*** THE INPUT
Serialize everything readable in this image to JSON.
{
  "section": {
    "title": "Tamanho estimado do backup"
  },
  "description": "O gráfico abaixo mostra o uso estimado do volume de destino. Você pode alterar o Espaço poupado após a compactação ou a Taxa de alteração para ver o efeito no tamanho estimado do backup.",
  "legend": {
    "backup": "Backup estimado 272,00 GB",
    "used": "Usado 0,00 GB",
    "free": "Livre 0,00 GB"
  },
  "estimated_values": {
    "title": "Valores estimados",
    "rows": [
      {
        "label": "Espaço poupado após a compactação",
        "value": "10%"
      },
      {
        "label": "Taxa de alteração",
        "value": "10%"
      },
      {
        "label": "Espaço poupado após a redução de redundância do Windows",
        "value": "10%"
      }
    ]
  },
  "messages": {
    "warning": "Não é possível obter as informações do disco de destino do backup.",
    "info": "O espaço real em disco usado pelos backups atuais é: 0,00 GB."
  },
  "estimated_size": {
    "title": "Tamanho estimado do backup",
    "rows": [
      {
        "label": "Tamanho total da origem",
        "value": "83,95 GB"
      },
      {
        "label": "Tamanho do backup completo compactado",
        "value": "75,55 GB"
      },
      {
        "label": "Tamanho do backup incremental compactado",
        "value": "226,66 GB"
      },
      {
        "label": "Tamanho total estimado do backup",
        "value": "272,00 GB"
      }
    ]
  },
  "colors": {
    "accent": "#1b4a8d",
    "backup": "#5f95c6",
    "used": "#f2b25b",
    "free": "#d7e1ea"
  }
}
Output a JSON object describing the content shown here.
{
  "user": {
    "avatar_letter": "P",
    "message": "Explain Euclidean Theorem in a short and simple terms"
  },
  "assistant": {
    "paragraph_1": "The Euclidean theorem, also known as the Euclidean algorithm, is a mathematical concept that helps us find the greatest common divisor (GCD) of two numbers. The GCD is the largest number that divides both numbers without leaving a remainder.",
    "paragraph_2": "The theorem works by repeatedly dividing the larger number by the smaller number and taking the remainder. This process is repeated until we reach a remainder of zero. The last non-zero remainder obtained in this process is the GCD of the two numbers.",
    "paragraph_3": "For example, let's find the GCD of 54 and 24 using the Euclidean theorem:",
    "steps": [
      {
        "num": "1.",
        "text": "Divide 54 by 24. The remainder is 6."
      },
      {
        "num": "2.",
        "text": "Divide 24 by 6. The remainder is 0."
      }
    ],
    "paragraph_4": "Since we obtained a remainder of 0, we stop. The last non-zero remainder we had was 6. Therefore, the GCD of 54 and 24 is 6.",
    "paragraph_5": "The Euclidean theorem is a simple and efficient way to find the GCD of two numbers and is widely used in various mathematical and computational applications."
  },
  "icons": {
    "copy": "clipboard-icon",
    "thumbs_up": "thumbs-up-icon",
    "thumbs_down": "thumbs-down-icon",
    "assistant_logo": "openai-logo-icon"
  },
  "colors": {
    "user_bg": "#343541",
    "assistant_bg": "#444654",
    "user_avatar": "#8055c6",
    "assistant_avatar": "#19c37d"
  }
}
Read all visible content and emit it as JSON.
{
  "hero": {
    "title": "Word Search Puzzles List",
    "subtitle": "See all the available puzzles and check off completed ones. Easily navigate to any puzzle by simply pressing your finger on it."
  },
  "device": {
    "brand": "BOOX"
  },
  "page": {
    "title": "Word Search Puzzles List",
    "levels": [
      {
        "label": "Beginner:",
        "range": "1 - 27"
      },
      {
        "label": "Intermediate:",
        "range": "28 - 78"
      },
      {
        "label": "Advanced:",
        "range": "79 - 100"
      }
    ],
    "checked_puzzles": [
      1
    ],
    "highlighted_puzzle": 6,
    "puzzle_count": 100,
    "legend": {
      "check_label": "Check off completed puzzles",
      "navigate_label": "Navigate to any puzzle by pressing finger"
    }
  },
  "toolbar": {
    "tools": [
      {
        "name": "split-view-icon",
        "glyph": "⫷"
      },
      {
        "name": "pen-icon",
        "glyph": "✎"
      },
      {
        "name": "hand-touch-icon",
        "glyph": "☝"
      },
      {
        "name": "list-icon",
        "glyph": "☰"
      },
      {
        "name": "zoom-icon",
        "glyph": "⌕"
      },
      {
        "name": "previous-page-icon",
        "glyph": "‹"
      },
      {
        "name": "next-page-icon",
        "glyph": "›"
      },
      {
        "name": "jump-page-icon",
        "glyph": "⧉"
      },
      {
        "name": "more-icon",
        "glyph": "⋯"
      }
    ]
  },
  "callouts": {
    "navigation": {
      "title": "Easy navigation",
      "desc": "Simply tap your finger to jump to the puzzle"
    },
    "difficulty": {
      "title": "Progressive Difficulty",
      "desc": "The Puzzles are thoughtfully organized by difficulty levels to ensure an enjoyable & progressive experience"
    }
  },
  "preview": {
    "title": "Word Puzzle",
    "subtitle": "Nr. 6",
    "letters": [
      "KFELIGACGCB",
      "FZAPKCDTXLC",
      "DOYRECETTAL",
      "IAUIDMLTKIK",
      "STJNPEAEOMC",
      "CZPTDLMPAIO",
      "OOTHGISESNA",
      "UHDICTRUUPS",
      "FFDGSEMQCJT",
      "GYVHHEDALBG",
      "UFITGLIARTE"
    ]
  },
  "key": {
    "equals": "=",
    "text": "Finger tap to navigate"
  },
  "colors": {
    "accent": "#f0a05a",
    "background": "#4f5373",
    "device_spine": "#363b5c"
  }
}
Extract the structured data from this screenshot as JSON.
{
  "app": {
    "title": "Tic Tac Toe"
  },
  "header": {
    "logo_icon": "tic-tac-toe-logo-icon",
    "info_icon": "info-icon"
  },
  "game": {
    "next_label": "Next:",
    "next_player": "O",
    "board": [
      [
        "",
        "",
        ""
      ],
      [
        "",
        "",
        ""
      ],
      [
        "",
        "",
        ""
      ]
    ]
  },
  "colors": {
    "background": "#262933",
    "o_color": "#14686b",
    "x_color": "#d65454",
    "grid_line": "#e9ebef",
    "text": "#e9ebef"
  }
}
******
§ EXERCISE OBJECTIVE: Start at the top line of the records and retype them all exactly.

§ EXERCISE ANSWER:
Serialize everything readable in this image to JSON.
{
  "section": {
    "title": "Tamanho estimado do backup"
  },
  "description": "O gráfico abaixo mostra o uso estimado do volume de destino. Você pode alterar o Espaço poupado após a compactação ou a Taxa de alteração para ver o efeito no tamanho estimado do backup.",
  "legend": {
    "backup": "Backup estimado 272,00 GB",
    "used": "Usado 0,00 GB",
    "free": "Livre 0,00 GB"
  },
  "estimated_values": {
    "title": "Valores estimados",
    "rows": [
      {
        "label": "Espaço poupado após a compactação",
        "value": "10%"
      },
      {
        "label": "Taxa de alteração",
        "value": "10%"
      },
      {
        "label": "Espaço poupado após a redução de redundância do Windows",
        "value": "10%"
      }
    ]
  },
  "messages": {
    "warning": "Não é possível obter as informações do disco de destino do backup.",
    "info": "O espaço real em disco usado pelos backups atuais é: 0,00 GB."
  },
  "estimated_size": {
    "title": "Tamanho estimado do backup",
    "rows": [
      {
        "label": "Tamanho total da origem",
        "value": "83,95 GB"
      },
      {
        "label": "Tamanho do backup completo compactado",
        "value": "75,55 GB"
      },
      {
        "label": "Tamanho do backup incremental compactado",
        "value": "226,66 GB"
      },
      {
        "label": "Tamanho total estimado do backup",
        "value": "272,00 GB"
      }
    ]
  },
  "colors": {
    "accent": "#1b4a8d",
    "backup": "#5f95c6",
    "used": "#f2b25b",
    "free": "#d7e1ea"
  }
}
Output a JSON object describing the content shown here.
{
  "user": {
    "avatar_letter": "P",
    "message": "Explain Euclidean Theorem in a short and simple terms"
  },
  "assistant": {
    "paragraph_1": "The Euclidean theorem, also known as the Euclidean algorithm, is a mathematical concept that helps us find the greatest common divisor (GCD) of two numbers. The GCD is the largest number that divides both numbers without leaving a remainder.",
    "paragraph_2": "The theorem works by repeatedly dividing the larger number by the smaller number and taking the remainder. This process is repeated until we reach a remainder of zero. The last non-zero remainder obtained in this process is the GCD of the two numbers.",
    "paragraph_3": "For example, let's find the GCD of 54 and 24 using the Euclidean theorem:",
    "steps": [
      {
        "num": "1.",
        "text": "Divide 54 by 24. The remainder is 6."
      },
      {
        "num": "2.",
        "text": "Divide 24 by 6. The remainder is 0."
      }
    ],
    "paragraph_4": "Since we obtained a remainder of 0, we stop. The last non-zero remainder we had was 6. Therefore, the GCD of 54 and 24 is 6.",
    "paragraph_5": "The Euclidean theorem is a simple and efficient way to find the GCD of two numbers and is widely used in various mathematical and computational applications."
  },
  "icons": {
    "copy": "clipboard-icon",
    "thumbs_up": "thumbs-up-icon",
    "thumbs_down": "thumbs-down-icon",
    "assistant_logo": "openai-logo-icon"
  },
  "colors": {
    "user_bg": "#343541",
    "assistant_bg": "#444654",
    "user_avatar": "#8055c6",
    "assistant_avatar": "#19c37d"
  }
}
Read all visible content and emit it as JSON.
{
  "hero": {
    "title": "Word Search Puzzles List",
    "subtitle": "See all the available puzzles and check off completed ones. Easily navigate to any puzzle by simply pressing your finger on it."
  },
  "device": {
    "brand": "BOOX"
  },
  "page": {
    "title": "Word Search Puzzles List",
    "levels": [
      {
        "label": "Beginner:",
        "range": "1 - 27"
      },
      {
        "label": "Intermediate:",
        "range": "28 - 78"
      },
      {
        "label": "Advanced:",
        "range": "79 - 100"
      }
    ],
    "checked_puzzles": [
      1
    ],
    "highlighted_puzzle": 6,
    "puzzle_count": 100,
    "legend": {
      "check_label": "Check off completed puzzles",
      "navigate_label": "Navigate to any puzzle by pressing finger"
    }
  },
  "toolbar": {
    "tools": [
      {
        "name": "split-view-icon",
        "glyph": "⫷"
      },
      {
        "name": "pen-icon",
        "glyph": "✎"
      },
      {
        "name": "hand-touch-icon",
        "glyph": "☝"
      },
      {
        "name": "list-icon",
        "glyph": "☰"
      },
      {
        "name": "zoom-icon",
        "glyph": "⌕"
      },
      {
        "name": "previous-page-icon",
        "glyph": "‹"
      },
      {
        "name": "next-page-icon",
        "glyph": "›"
      },
      {
        "name": "jump-page-icon",
        "glyph": "⧉"
      },
      {
        "name": "more-icon",
        "glyph": "⋯"
      }
    ]
  },
  "callouts": {
    "navigation": {
      "title": "Easy navigation",
      "desc": "Simply tap your finger to jump to the puzzle"
    },
    "difficulty": {
      "title": "Progressive Difficulty",
      "desc": "The Puzzles are thoughtfully organized by difficulty levels to ensure an enjoyable & progressive experience"
    }
  },
  "preview": {
    "title": "Word Puzzle",
    "subtitle": "Nr. 6",
    "letters": [
      "KFELIGACGCB",
      "FZAPKCDTXLC",
      "DOYRECETTAL",
      "IAUIDMLTKIK",
      "STJNPEAEOMC",
      "CZPTDLMPAIO",
      "OOTHGISESNA",
      "UHDICTRUUPS",
      "FFDGSEMQCJT",
      "GYVHHEDALBG",
      "UFITGLIARTE"
    ]
  },
  "key": {
    "equals": "=",
    "text": "Finger tap to navigate"
  },
  "colors": {
    "accent": "#f0a05a",
    "background": "#4f5373",
    "device_spine": "#363b5c"
  }
}
Extract the structured data from this screenshot as JSON.
{
  "app": {
    "title": "Tic Tac Toe"
  },
  "header": {
    "logo_icon": "tic-tac-toe-logo-icon",
    "info_icon": "info-icon"
  },
  "game": {
    "next_label": "Next:",
    "next_player": "O",
    "board": [
      [
        "",
        "",
        ""
      ],
      [
        "",
        "",
        ""
      ],
      [
        "",
        "",
        ""
      ]
    ]
  },
  "colors": {
    "background": "#262933",
    "o_color": "#14686b",
    "x_color": "#d65454",
    "grid_line": "#e9ebef",
    "text": "#e9ebef"
  }
}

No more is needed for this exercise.